As in other cyberpunk scenarios, S.I.C. mixes those effects and the colorful mess linked to the imagery of postmodern cities – and in many cases to their realities as well. Think of contemporary big cities, not only in the Western world, but also in Asia, for instance, with their neon advertising devices, their tall buildings with lights on during the night, some of them topped by LED screen billboards… S.I.C. has some of that feeling, too.
Though to a limited extent, S.I.C. is interactive (i.e. it is not only a static scene). It is possible to step on certain bases found on the ground where one can dance or fight, or to take self pics at an automatic photo machine… This time I also got locked in a jewelry store when I touched a glass display case there, activating its security system – was I was accidentally stealing jewelry? And, of course, watch out at the arrival point, the robots are there! But if you want to buy stuff with the sim’s atmosphere, it’s there, too, where you will find a store. Probably the most interesting experience, though, is the visual tour provided by a panoramic viewer device that one finds after climbing some stairs and which works by driving one’s camera all around the sim.
Finally, I ended my visit to S.I.C. by going to a jazz (?) bar and playing the piano to the little monsters that are long-time habitués there.

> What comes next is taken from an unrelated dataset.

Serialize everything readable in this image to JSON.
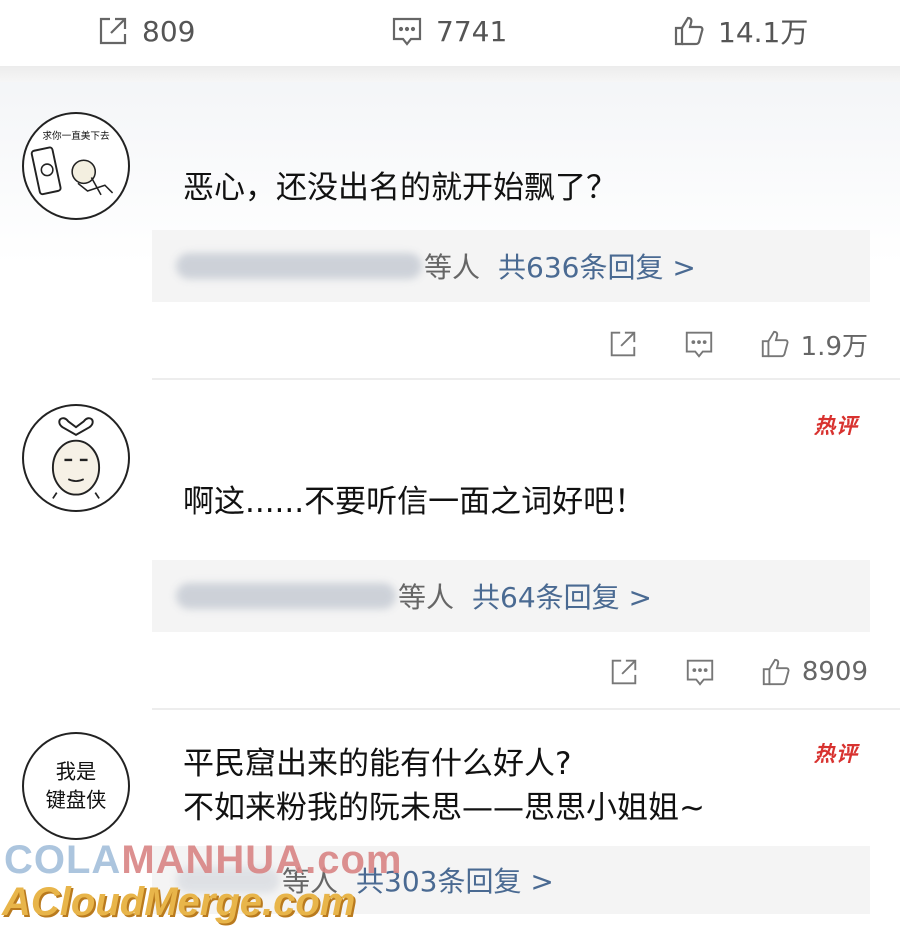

After all, even in such a somber place, there is music as well.